> [Task item]: Compute how many lines in the records below contain the string "example" and give that number without other output.

──────── Data under study ────────

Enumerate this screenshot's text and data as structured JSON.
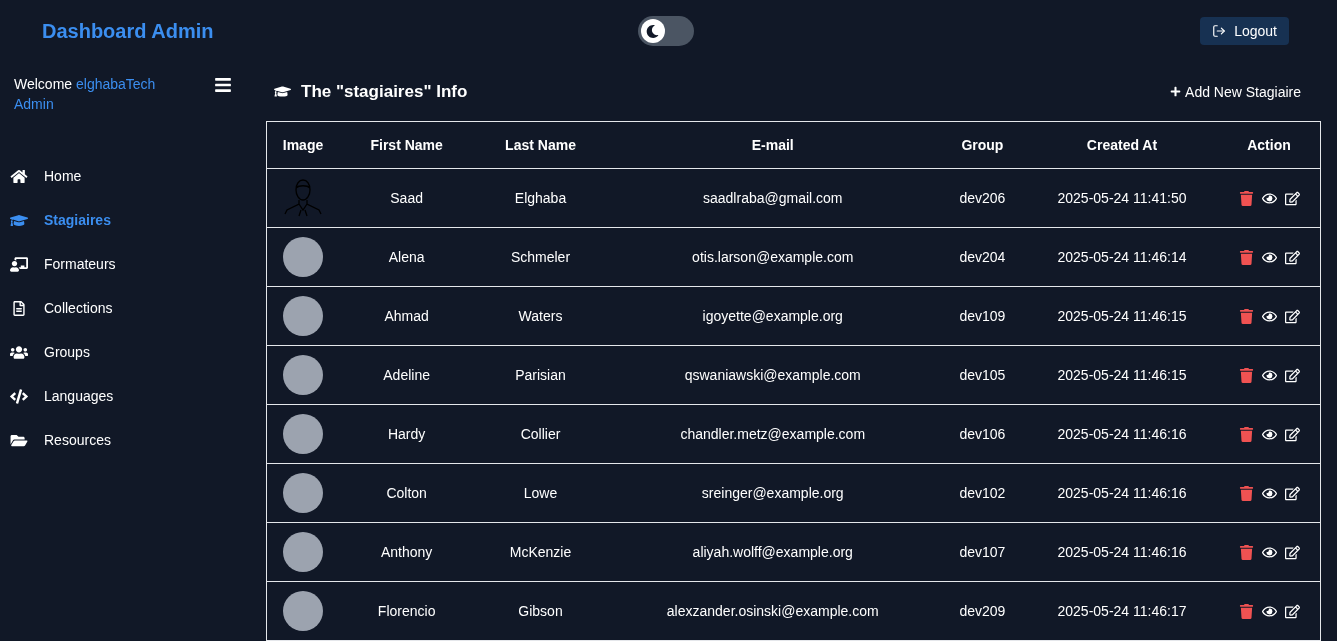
{
  "header": {
    "title": "Dashboard Admin",
    "theme_toggle": {
      "on": false
    },
    "logout": "Logout"
  },
  "sidebar": {
    "welcome": "Welcome",
    "user": "elghabaTech Admin",
    "items": [
      {
        "label": "Home",
        "kind": "home",
        "selected": false
      },
      {
        "label": "Stagiaires",
        "kind": "stagiaires",
        "selected": true
      },
      {
        "label": "Formateurs",
        "kind": "formateurs",
        "selected": false
      },
      {
        "label": "Collections",
        "kind": "collections",
        "selected": false
      },
      {
        "label": "Groups",
        "kind": "groups",
        "selected": false
      },
      {
        "label": "Languages",
        "kind": "languages",
        "selected": false
      },
      {
        "label": "Resources",
        "kind": "resources",
        "selected": false
      }
    ]
  },
  "main": {
    "title": "The \"stagiaires\" Info",
    "add_button": "Add New Stagiaire"
  },
  "table": {
    "columns": [
      "Image",
      "First Name",
      "Last Name",
      "E-mail",
      "Group",
      "Created At",
      "Action"
    ],
    "rows": [
      {
        "kind": "outline",
        "first_name": "Saad",
        "last_name": "Elghaba",
        "email": "saadlraba@gmail.com",
        "group": "dev206",
        "created_at": "2025-05-24 11:41:50"
      },
      {
        "kind": "photo",
        "first_name": "Alena",
        "last_name": "Schmeler",
        "email": "otis.larson@example.com",
        "group": "dev204",
        "created_at": "2025-05-24 11:46:14"
      },
      {
        "kind": "photo",
        "first_name": "Ahmad",
        "last_name": "Waters",
        "email": "igoyette@example.org",
        "group": "dev109",
        "created_at": "2025-05-24 11:46:15"
      },
      {
        "kind": "photo",
        "first_name": "Adeline",
        "last_name": "Parisian",
        "email": "qswaniawski@example.com",
        "group": "dev105",
        "created_at": "2025-05-24 11:46:15"
      },
      {
        "kind": "photo",
        "first_name": "Hardy",
        "last_name": "Collier",
        "email": "chandler.metz@example.com",
        "group": "dev106",
        "created_at": "2025-05-24 11:46:16"
      },
      {
        "kind": "photo",
        "first_name": "Colton",
        "last_name": "Lowe",
        "email": "sreinger@example.org",
        "group": "dev102",
        "created_at": "2025-05-24 11:46:16"
      },
      {
        "kind": "photo",
        "first_name": "Anthony",
        "last_name": "McKenzie",
        "email": "aliyah.wolff@example.org",
        "group": "dev107",
        "created_at": "2025-05-24 11:46:16"
      },
      {
        "kind": "photo",
        "first_name": "Florencio",
        "last_name": "Gibson",
        "email": "alexzander.osinski@example.com",
        "group": "dev209",
        "created_at": "2025-05-24 11:46:17"
      }
    ]
  }
}
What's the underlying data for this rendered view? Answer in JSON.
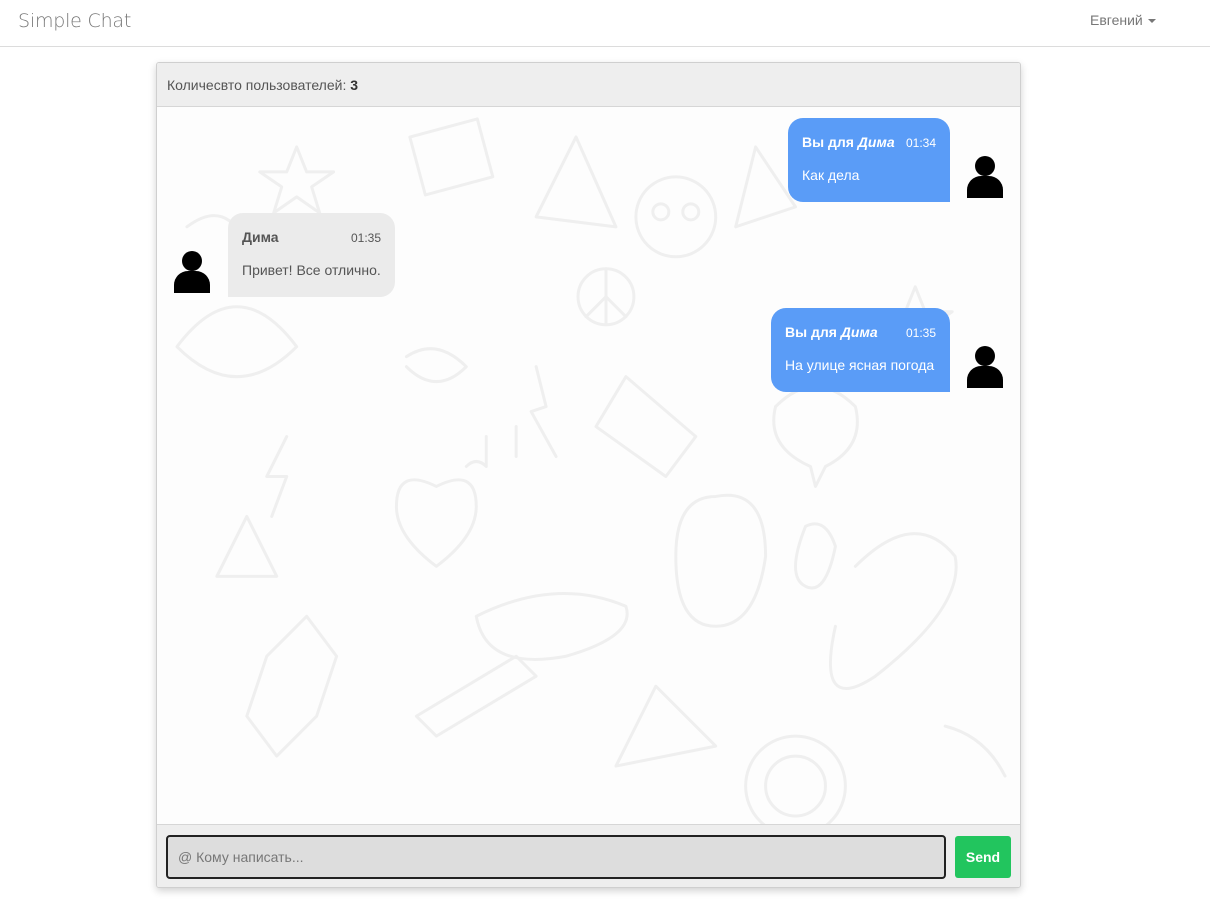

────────

> [Answer to this exercise]: 7